Underwater grasses are growing back in the Chesapeake Bay. The plants now carpet three times as much real estate as in 1984, thanks to more than 30 years of efforts to reduce nitrogen pollution. This environmental success story shows that regulations put in place to protect the bay’s health have made a difference, researchers report the week of March 5 in Proceedings of the National Academy of Sciences.
Rules limiting nutrient runoff from farms and wastewater treatment plants helped to decrease nitrogen concentrations in the bay by 23 percent since 1984. That decline in nitrogen has allowed the recovery of 17,000 hectares of grasses, the new study shows — enough to cover roughly 32,000 football fields.

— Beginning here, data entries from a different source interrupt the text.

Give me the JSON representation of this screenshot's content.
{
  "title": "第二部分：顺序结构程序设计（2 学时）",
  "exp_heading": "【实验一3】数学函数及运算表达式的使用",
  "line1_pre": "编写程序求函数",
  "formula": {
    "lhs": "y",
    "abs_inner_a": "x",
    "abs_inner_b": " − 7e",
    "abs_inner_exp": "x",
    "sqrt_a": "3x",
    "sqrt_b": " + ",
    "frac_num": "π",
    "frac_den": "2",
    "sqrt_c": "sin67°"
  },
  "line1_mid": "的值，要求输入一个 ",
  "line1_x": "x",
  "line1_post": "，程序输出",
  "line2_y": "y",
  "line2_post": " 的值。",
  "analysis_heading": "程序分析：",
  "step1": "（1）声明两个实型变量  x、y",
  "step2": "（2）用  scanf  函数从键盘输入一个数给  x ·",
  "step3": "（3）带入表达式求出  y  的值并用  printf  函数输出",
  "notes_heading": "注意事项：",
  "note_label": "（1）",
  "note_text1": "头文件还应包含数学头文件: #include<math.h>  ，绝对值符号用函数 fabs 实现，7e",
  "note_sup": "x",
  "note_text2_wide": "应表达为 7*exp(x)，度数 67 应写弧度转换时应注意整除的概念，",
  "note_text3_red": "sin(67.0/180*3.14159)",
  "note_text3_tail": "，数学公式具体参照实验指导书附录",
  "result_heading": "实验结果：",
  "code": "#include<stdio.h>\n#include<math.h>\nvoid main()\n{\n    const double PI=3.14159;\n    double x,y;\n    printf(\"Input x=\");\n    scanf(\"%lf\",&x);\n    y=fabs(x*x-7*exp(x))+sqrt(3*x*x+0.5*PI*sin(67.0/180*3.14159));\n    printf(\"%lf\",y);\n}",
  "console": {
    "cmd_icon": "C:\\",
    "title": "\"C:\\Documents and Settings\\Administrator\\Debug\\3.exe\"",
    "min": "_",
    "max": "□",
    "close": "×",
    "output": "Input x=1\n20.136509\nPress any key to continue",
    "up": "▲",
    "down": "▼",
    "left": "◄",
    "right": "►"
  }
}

“This is one of the best examples we have of linking long-term research data with management to show how important that is in restoring this critical habitat,” says Karen McGlathery, an environmental scientist at the University of Virginia in Charlottesville who wasn’t involved in the research. ”I don’t know of any other system that’s so large and so complicated where these connections have been made.”
The bay’s aquatic vegetation, including seagrasses and freshwater grasses, is an important part of coastal ecosystems, says study coauthor Jonathan Lefcheck, a marine ecologist at the Bigelow Laboratory for Ocean Sciences in East Boothbay, Maine. Beds of underwater grasses act as nurseries that shelter young fish and aquatic invertebrates. The plants clean the water by trapping particulates, and stabilize shorelines by preventing erosion. But the once-lush grasses began dying off in the 1950s when the region’s human population boomed, and cities and farms dumped increasing amounts of nitrogen and other nutrients into the bay.
In the late 1970s and early 1980s, state and federal agencies took action, limiting the amount of nutrients that could enter the bay from farms, water treatment facilities and other sources. Those groups also instituted programs to monitor the bay’s health, building up the stockpile of information that Lefcheck and his colleagues have now analyzed.
The researchers looked at aerial surveys of the bay, data on water temperature and nutrient levels, as well as land and fertilizer use. Using mathematical equations to test which variables had the biggest impact on seagrass regrowth, the team pinned down nitrogen reduction as the driving force. That makes sense: Too much nitrogen in water promotes the growth of plankton, which can block sunlight, and algae, which can settle on the grass blades and smother them.
Now, though, researchers are seeing just the opposite. Grasses need clean water to get a foothold, but once they settle in, they “modify their own environment and make it better,” Lefcheck says. “Once you get a little bit established, it can take off.”